By Zilong Wang
Fifty years ago, injustices were very visible in this country. We saw our neighbors and friends suffering from discrimination; we could identify the Ku Klux Klan by their funny costumes. The racial discrimination was so violent and outrageous that people had no choice but to stand up for their dignity. Fifty years later, injustice has evolved: it has become nearly invisible and harder to fight than ever before.
Injustice has become invisible because our society is getting more complex. Today’s “bad guys” can achieve their self-interests without stepping outside of their offices, and without spilling one drop of blood. They can be as friendly as you could imagine, but they steal your money, abuse your tax money, cause worldwide economic damage, control your food supply, pollute your environment, and make you believe that you can’t live without them. This is more than “white-collar crime,” this is the global injustice in its 21st century incarnation.
Fifty years ago, Americans could go on the street and protest; they could clearly identify the evil and propose solution: desegregate schools, buses and lunch counters, for example. Today, it becomes very hard to even identify the evil, let alone fight it. For example, the 2008 financial crisis has caused trillions of dollars of damage, and has destroyed the livelihood of millions of families around the world. But even today, not many people fully understand the cause of the crisis, and we couldn’t effectively identify the criminals or provide solutions. The BP oil spill is another example. How can we protest BP’s crime against nature? Should we go demonstrate in the middle of the gulf, or in Washington, or on Wall Street, or in front of the multiple international headquarters of BP?
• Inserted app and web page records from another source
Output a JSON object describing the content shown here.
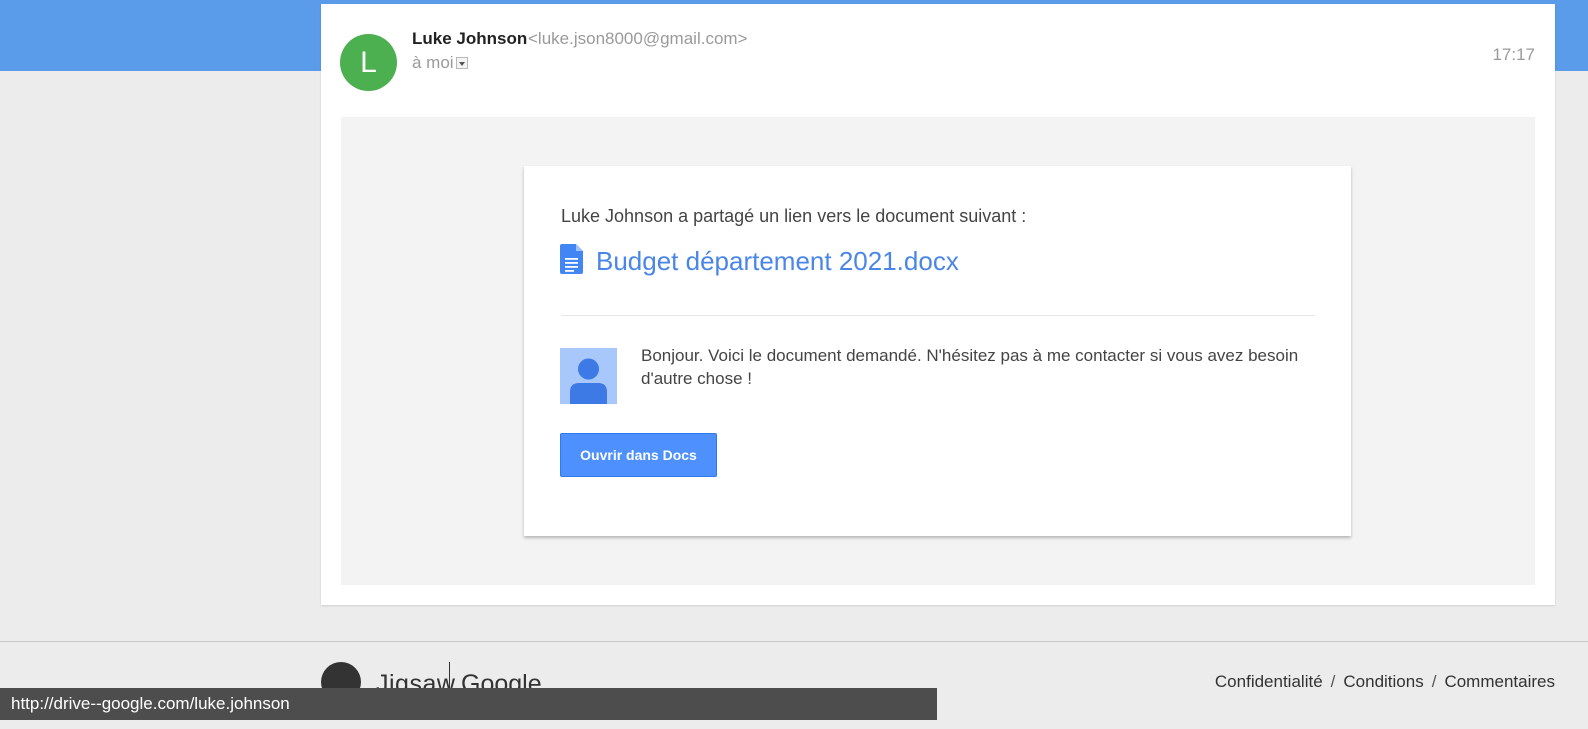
{
  "header": {
    "sender_initial": "L",
    "sender_name": "Luke Johnson",
    "sender_email": "<luke.json8000@gmail.com>",
    "recipient": "à moi",
    "time": "17:17"
  },
  "share": {
    "intro": "Luke Johnson a partagé un lien vers le document suivant :",
    "document_name": "Budget département 2021.docx",
    "message": "Bonjour. Voici le document demandé. N'hésitez pas à me contacter si vous avez besoin d'autre chose !",
    "open_button_label": "Ouvrir dans Docs"
  },
  "footer": {
    "logo_text": "Jigsaw",
    "logo_partner": "Google",
    "links": [
      "Confidentialité",
      "Conditions",
      "Commentaires"
    ]
  },
  "status_bar": {
    "url": "http://drive--google.com/luke.johnson"
  },
  "colors": {
    "topbar": "#5a9bea",
    "avatar": "#4caf50",
    "link": "#4a86e8",
    "button": "#4d90fe"
  },
  "icons": {
    "document": "google-docs-icon",
    "sharer_photo": "default-user-avatar-icon",
    "recipient_dropdown": "chevron-down-icon"
  }
}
Due to the complexity of our system and the invisibility of the criminals, it has become harder and harder to identify the problems, locate the bad guys, and improve the situation. The only way to understand the system is to study it, and usually it would require a college degree to be even literate in the political and financial circle. Sometimes, it takes more than one PhD to fully understand why the system is broken.
However, by the time our young students get their multiple degrees, they are usually hundreds of thousands of dollars in debt. In order to pay off the student loans, they can’t afford to fight the system. They have to join the system and take the highest paying job from Wall Street or from multinational corporations. It seems like our education system is designed to make sure that by the time a student understands the system, she/he can no longer afford to challenge the system. The commercialization of education system has surrendered a generation of youth into the hands of the powerful money. By the time students have gained the knowledge, they have lost the freedom.
Today’s social inequality is more severe than ever before, but it might take an economic and political double PhD to understand the system and to provide useful advice. Injustice is hiding in fancy offices and underneath expensive suits and ties. Street protests are no longer effective enough to bring positive change. Is the fight against injustice getting harder? Should today’s youth be depressed because we are facing formidable enemies?
No, not at all. As injustice has evolved over the past fifty years, so has the fight against injustice. Today’s youth is standing on the shoulders of previous generations. We have more powerful tools like the Internet. We face less physical hardship and violence. We are indeed facing unheard-of challenges and evil, but each generation faces a similar situation. Each generation of youth has to solve new problems and come up with new ideas. We are no more or less empowered than anyone else. We will use our wisdom and will to identify the problems and provide solutions. Aim high!